Larger than peas, the seeds of nasturtium (Tropaeolum majus) are easy to pick up and sow. We usually start this frost-sensitive annual in small pots indoors in mid-May and set plants out during the first week of June. Nasturtiums—the name means “nose-twisters”—love hot sun and poor soil; in rich, moist ground they go mostly to leaf.

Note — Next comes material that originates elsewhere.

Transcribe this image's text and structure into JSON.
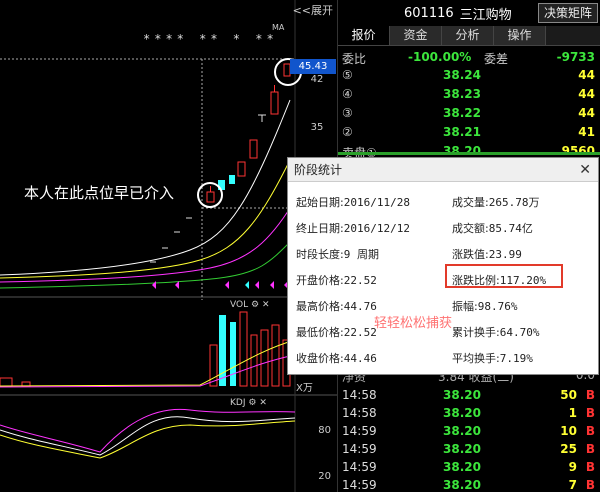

Dwarf varieties are best for edging and most sites (other than window boxes, where trailers are required). T. Whirlybird Series includes flowers in separate shades of orange, cream, mahogany, tangerine, peach and rose, but you won't get a better display for $2.50 than with a packet of mixed colours. ‘Strawberries and Cream' is pale yellow splashed with red; ‘Strawberry Ice' is deep yellow and red. (Be warned that any nasturtium listed as tall, climbing or cascading will sprawl over the ground in all directions.) For a display of dark, round leaves and velvety crimson flowers spilling over window or balcony boxes, poke in a few seeds of T. ‘Empress of India'.
Dwarf morning glories
Dwarf morning glories (Convolvulus tricolor) are perfect for large, decorative containers, where they can be seen and appreciated. Last summer, in a garden full of flowers, a single pot of ‘Blue Ensign' dwarf morning glories, sitting on our step, drew more than its share of attention: the startling contrast of navy blue against white flaring out from yellow centres, the trumpet blooms as big as climbing morning glories looking up from bushy plants a mere 35 centimetres tall. Easy to grow from seed pushed directly into the soil of containers around the frost-free date, or started a little earlier indoors, this sun-loving annual starts blooming in mid-July and carries on until stopped by frost in early October. ‘Ensign Mixed' offers burgundy, light pink and pale blue flowers along with the navy; the leaves of ‘Dwarf Picotee Mixed' are mottled green and white, with pink, red or blue flowers edged in white.